(Dataset rows describing interfaces)
****************

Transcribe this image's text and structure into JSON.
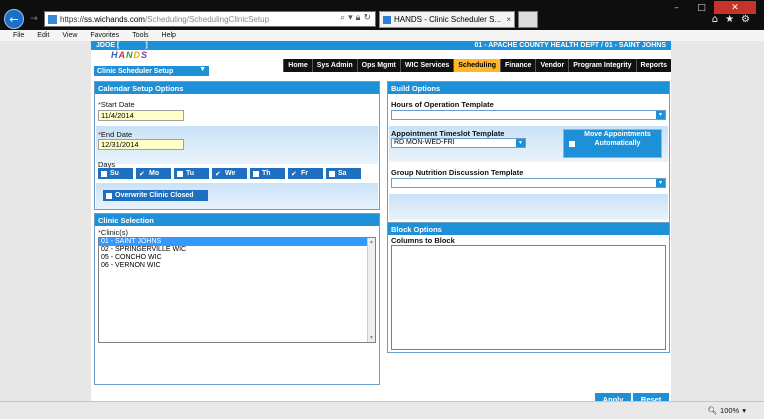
{
  "browser": {
    "address": {
      "protocol": "https://",
      "domain": "ss.wichands.com",
      "path": "/Scheduling/SchedulingClinicSetup"
    },
    "tab_title": "HANDS - Clinic Scheduler S...",
    "tab_close": "×",
    "menu": [
      "File",
      "Edit",
      "View",
      "Favorites",
      "Tools",
      "Help"
    ],
    "zoom": "100%",
    "icons": {
      "back": "arrow-left-icon",
      "forward": "arrow-right-icon",
      "search": "search-icon",
      "refresh": "refresh-icon",
      "home": "home-icon",
      "favorites": "star-icon",
      "settings": "gear-icon"
    }
  },
  "app": {
    "user": "JDOE [",
    "user_suffix": "]",
    "location": "01 - APACHE COUNTY HEALTH DEPT / 01 - SAINT JOHNS",
    "logo_letters": [
      "H",
      "A",
      "N",
      "D",
      "S"
    ],
    "tabs": [
      "Home",
      "Sys Admin",
      "Ops Mgmt",
      "WIC Services",
      "Scheduling",
      "Finance",
      "Vendor",
      "Program Integrity",
      "Reports"
    ],
    "active_tab": "Scheduling",
    "module": "Clinic Scheduler Setup",
    "colors": {
      "header_blue": "#1e90d8",
      "active_tab": "#ffb627",
      "date_field": "#ffffc6",
      "selection": "#3399ff"
    }
  },
  "calendar": {
    "title": "Calendar Setup Options",
    "start_label": "Start Date",
    "start_value": "11/4/2014",
    "end_label": "End Date",
    "end_value": "12/31/2014",
    "days_label": "Days",
    "days": [
      {
        "label": "Su",
        "checked": false
      },
      {
        "label": "Mo",
        "checked": true
      },
      {
        "label": "Tu",
        "checked": false
      },
      {
        "label": "We",
        "checked": true
      },
      {
        "label": "Th",
        "checked": false
      },
      {
        "label": "Fr",
        "checked": true
      },
      {
        "label": "Sa",
        "checked": false
      }
    ],
    "overwrite_label": "Overwrite Clinic Closed"
  },
  "clinic": {
    "title": "Clinic Selection",
    "label": "Clinic(s)",
    "items": [
      "01 - SAINT JOHNS",
      "02 - SPRINGERVILLE WIC",
      "05 - CONCHO WIC",
      "06 - VERNON WIC"
    ],
    "selected_index": 0
  },
  "build": {
    "title": "Build Options",
    "hours_label": "Hours of Operation Template",
    "hours_value": "",
    "timeslot_label": "Appointment Timeslot Template",
    "timeslot_value": "RD MON-WED-FRI",
    "move_label": "Move Appointments Automatically",
    "group_label": "Group Nutrition Discussion Template",
    "group_value": ""
  },
  "block": {
    "title": "Block Options",
    "columns_label": "Columns to Block"
  },
  "actions": {
    "apply": "Apply",
    "reset": "Reset"
  }
}
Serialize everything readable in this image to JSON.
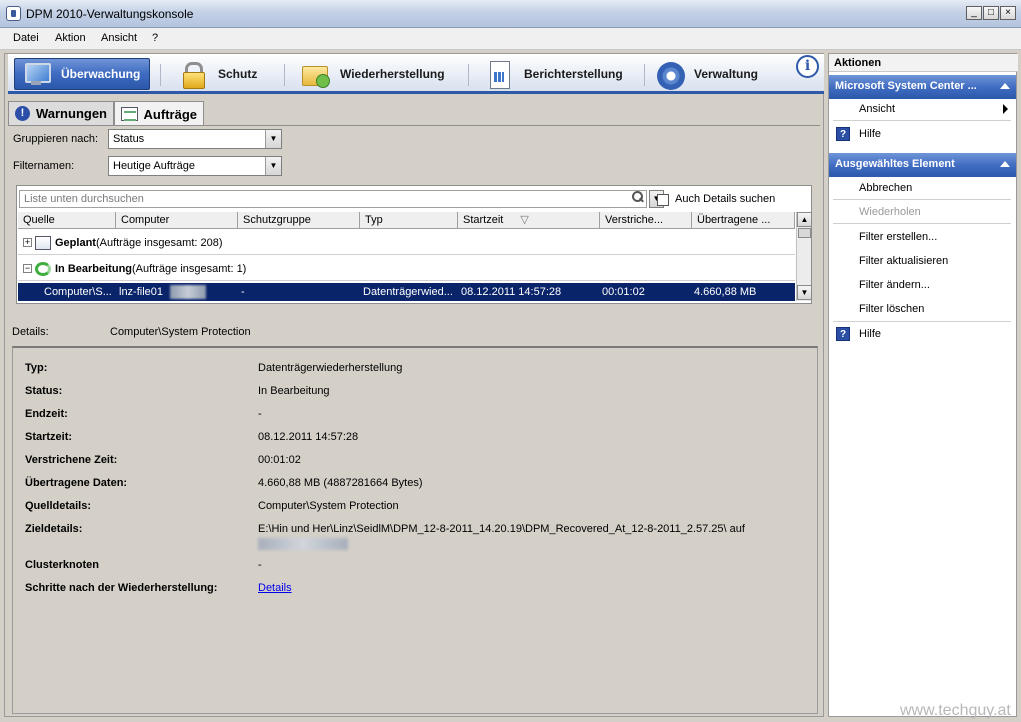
{
  "window": {
    "title": "DPM 2010-Verwaltungskonsole",
    "controls": [
      "_",
      "□",
      "×"
    ]
  },
  "menu": [
    "Datei",
    "Aktion",
    "Ansicht",
    "?"
  ],
  "ribbon": {
    "tabs": [
      {
        "label": "Überwachung",
        "icon": "monitor-icon",
        "active": true
      },
      {
        "label": "Schutz",
        "icon": "lock-icon"
      },
      {
        "label": "Wiederherstellung",
        "icon": "folder-recover-icon"
      },
      {
        "label": "Berichterstellung",
        "icon": "report-icon"
      },
      {
        "label": "Verwaltung",
        "icon": "gear-icon"
      }
    ],
    "info_icon": "i"
  },
  "subtabs": [
    {
      "label": "Warnungen",
      "icon": "warning-icon"
    },
    {
      "label": "Aufträge",
      "icon": "jobs-icon",
      "active": true
    }
  ],
  "filters": {
    "group_by_label": "Gruppieren nach:",
    "group_by_value": "Status",
    "filter_label": "Filternamen:",
    "filter_value": "Heutige Aufträge",
    "search_placeholder": "Liste unten durchsuchen",
    "details_search_label": "Auch Details suchen"
  },
  "grid": {
    "columns": [
      "Quelle",
      "Computer",
      "Schutzgruppe",
      "Typ",
      "Startzeit",
      "Verstriche...",
      "Übertragene ..."
    ],
    "sort_indicator": "▽",
    "groups": [
      {
        "expander": "+",
        "name": "Geplant",
        "count_text": " (Aufträge insgesamt: 208)",
        "icon": "scheduled-icon"
      },
      {
        "expander": "−",
        "name": "In Bearbeitung",
        "count_text": " (Aufträge insgesamt: 1)",
        "icon": "in-progress-icon"
      }
    ],
    "selected_row": {
      "source": "Computer\\S...",
      "computer": "lnz-file01",
      "protection_group": "-",
      "type": "Datenträgerwied...",
      "start": "08.12.2011 14:57:28",
      "elapsed": "00:01:02",
      "transferred": "4.660,88 MB"
    }
  },
  "details_header": {
    "label": "Details:",
    "value": "Computer\\System Protection"
  },
  "details": [
    {
      "label": "Typ:",
      "value": "Datenträgerwiederherstellung"
    },
    {
      "label": "Status:",
      "value": "In Bearbeitung"
    },
    {
      "label": "Endzeit:",
      "value": "-"
    },
    {
      "label": "Startzeit:",
      "value": "08.12.2011 14:57:28"
    },
    {
      "label": "Verstrichene Zeit:",
      "value": "00:01:02"
    },
    {
      "label": "Übertragene Daten:",
      "value": "4.660,88 MB (4887281664 Bytes)"
    },
    {
      "label": "Quelldetails:",
      "value": "Computer\\System Protection"
    },
    {
      "label": "Zieldetails:",
      "value": "E:\\Hin und Her\\Linz\\SeidlM\\DPM_12-8-2011_14.20.19\\DPM_Recovered_At_12-8-2011_2.57.25\\  auf"
    },
    {
      "label": "Clusterknoten",
      "value": "-"
    },
    {
      "label": "Schritte nach der Wiederherstellung:",
      "value": "Details"
    }
  ],
  "actions": {
    "title": "Aktionen",
    "sections": [
      {
        "header": "Microsoft System Center ...",
        "items": [
          "Ansicht",
          "Hilfe"
        ]
      },
      {
        "header": "Ausgewähltes Element",
        "items": [
          "Abbrechen",
          "Wiederholen",
          "Filter erstellen...",
          "Filter aktualisieren",
          "Filter ändern...",
          "Filter löschen",
          "Hilfe"
        ]
      }
    ],
    "help_glyph": "?"
  },
  "watermark": "www.techguy.at"
}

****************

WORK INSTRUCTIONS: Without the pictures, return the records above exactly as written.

WRITTEN REPLY:
Transcribe this image's text and structure into JSON.
{
  "browser": {
    "address": {
      "protocol": "https://",
      "domain": "ss.wichands.com",
      "path": "/Scheduling/SchedulingClinicSetup"
    },
    "tab_title": "HANDS - Clinic Scheduler S...",
    "tab_close": "×",
    "menu": [
      "File",
      "Edit",
      "View",
      "Favorites",
      "Tools",
      "Help"
    ],
    "zoom": "100%",
    "icons": {
      "back": "arrow-left-icon",
      "forward": "arrow-right-icon",
      "search": "search-icon",
      "refresh": "refresh-icon",
      "home": "home-icon",
      "favorites": "star-icon",
      "settings": "gear-icon"
    }
  },
  "app": {
    "user": "JDOE [",
    "user_suffix": "]",
    "location": "01 - APACHE COUNTY HEALTH DEPT / 01 - SAINT JOHNS",
    "logo_letters": [
      "H",
      "A",
      "N",
      "D",
      "S"
    ],
    "tabs": [
      "Home",
      "Sys Admin",
      "Ops Mgmt",
      "WIC Services",
      "Scheduling",
      "Finance",
      "Vendor",
      "Program Integrity",
      "Reports"
    ],
    "active_tab": "Scheduling",
    "module": "Clinic Scheduler Setup",
    "colors": {
      "header_blue": "#1e90d8",
      "active_tab": "#ffb627",
      "date_field": "#ffffc6",
      "selection": "#3399ff"
    }
  },
  "calendar": {
    "title": "Calendar Setup Options",
    "start_label": "Start Date",
    "start_value": "11/4/2014",
    "end_label": "End Date",
    "end_value": "12/31/2014",
    "days_label": "Days",
    "days": [
      {
        "label": "Su",
        "checked": false
      },
      {
        "label": "Mo",
        "checked": true
      },
      {
        "label": "Tu",
        "checked": false
      },
      {
        "label": "We",
        "checked": true
      },
      {
        "label": "Th",
        "checked": false
      },
      {
        "label": "Fr",
        "checked": true
      },
      {
        "label": "Sa",
        "checked": false
      }
    ],
    "overwrite_label": "Overwrite Clinic Closed"
  },
  "clinic": {
    "title": "Clinic Selection",
    "label": "Clinic(s)",
    "items": [
      "01 - SAINT JOHNS",
      "02 - SPRINGERVILLE WIC",
      "05 - CONCHO WIC",
      "06 - VERNON WIC"
    ],
    "selected_index": 0
  },
  "build": {
    "title": "Build Options",
    "hours_label": "Hours of Operation Template",
    "hours_value": "",
    "timeslot_label": "Appointment Timeslot Template",
    "timeslot_value": "RD MON-WED-FRI",
    "move_label": "Move Appointments Automatically",
    "group_label": "Group Nutrition Discussion Template",
    "group_value": ""
  },
  "block": {
    "title": "Block Options",
    "columns_label": "Columns to Block"
  },
  "actions": {
    "apply": "Apply",
    "reset": "Reset"
  }
}
Serialize everything readable in this image to JSON.
{
  "window": {
    "title": "DPM 2010-Verwaltungskonsole",
    "controls": [
      "_",
      "□",
      "×"
    ]
  },
  "menu": [
    "Datei",
    "Aktion",
    "Ansicht",
    "?"
  ],
  "ribbon": {
    "tabs": [
      {
        "label": "Überwachung",
        "icon": "monitor-icon",
        "active": true
      },
      {
        "label": "Schutz",
        "icon": "lock-icon"
      },
      {
        "label": "Wiederherstellung",
        "icon": "folder-recover-icon"
      },
      {
        "label": "Berichterstellung",
        "icon": "report-icon"
      },
      {
        "label": "Verwaltung",
        "icon": "gear-icon"
      }
    ],
    "info_icon": "i"
  },
  "subtabs": [
    {
      "label": "Warnungen",
      "icon": "warning-icon"
    },
    {
      "label": "Aufträge",
      "icon": "jobs-icon",
      "active": true
    }
  ],
  "filters": {
    "group_by_label": "Gruppieren nach:",
    "group_by_value": "Status",
    "filter_label": "Filternamen:",
    "filter_value": "Heutige Aufträge",
    "search_placeholder": "Liste unten durchsuchen",
    "details_search_label": "Auch Details suchen"
  },
  "grid": {
    "columns": [
      "Quelle",
      "Computer",
      "Schutzgruppe",
      "Typ",
      "Startzeit",
      "Verstriche...",
      "Übertragene ..."
    ],
    "sort_indicator": "▽",
    "groups": [
      {
        "expander": "+",
        "name": "Geplant",
        "count_text": " (Aufträge insgesamt: 208)",
        "icon": "scheduled-icon"
      },
      {
        "expander": "−",
        "name": "In Bearbeitung",
        "count_text": " (Aufträge insgesamt: 1)",
        "icon": "in-progress-icon"
      }
    ],
    "selected_row": {
      "source": "Computer\\S...",
      "computer": "lnz-file01",
      "protection_group": "-",
      "type": "Datenträgerwied...",
      "start": "08.12.2011 14:57:28",
      "elapsed": "00:01:02",
      "transferred": "4.660,88 MB"
    }
  },
  "details_header": {
    "label": "Details:",
    "value": "Computer\\System Protection"
  },
  "details": [
    {
      "label": "Typ:",
      "value": "Datenträgerwiederherstellung"
    },
    {
      "label": "Status:",
      "value": "In Bearbeitung"
    },
    {
      "label": "Endzeit:",
      "value": "-"
    },
    {
      "label": "Startzeit:",
      "value": "08.12.2011 14:57:28"
    },
    {
      "label": "Verstrichene Zeit:",
      "value": "00:01:02"
    },
    {
      "label": "Übertragene Daten:",
      "value": "4.660,88 MB (4887281664 Bytes)"
    },
    {
      "label": "Quelldetails:",
      "value": "Computer\\System Protection"
    },
    {
      "label": "Zieldetails:",
      "value": "E:\\Hin und Her\\Linz\\SeidlM\\DPM_12-8-2011_14.20.19\\DPM_Recovered_At_12-8-2011_2.57.25\\  auf"
    },
    {
      "label": "Clusterknoten",
      "value": "-"
    },
    {
      "label": "Schritte nach der Wiederherstellung:",
      "value": "Details"
    }
  ],
  "actions": {
    "title": "Aktionen",
    "sections": [
      {
        "header": "Microsoft System Center ...",
        "items": [
          "Ansicht",
          "Hilfe"
        ]
      },
      {
        "header": "Ausgewähltes Element",
        "items": [
          "Abbrechen",
          "Wiederholen",
          "Filter erstellen...",
          "Filter aktualisieren",
          "Filter ändern...",
          "Filter löschen",
          "Hilfe"
        ]
      }
    ],
    "help_glyph": "?"
  },
  "watermark": "www.techguy.at"
}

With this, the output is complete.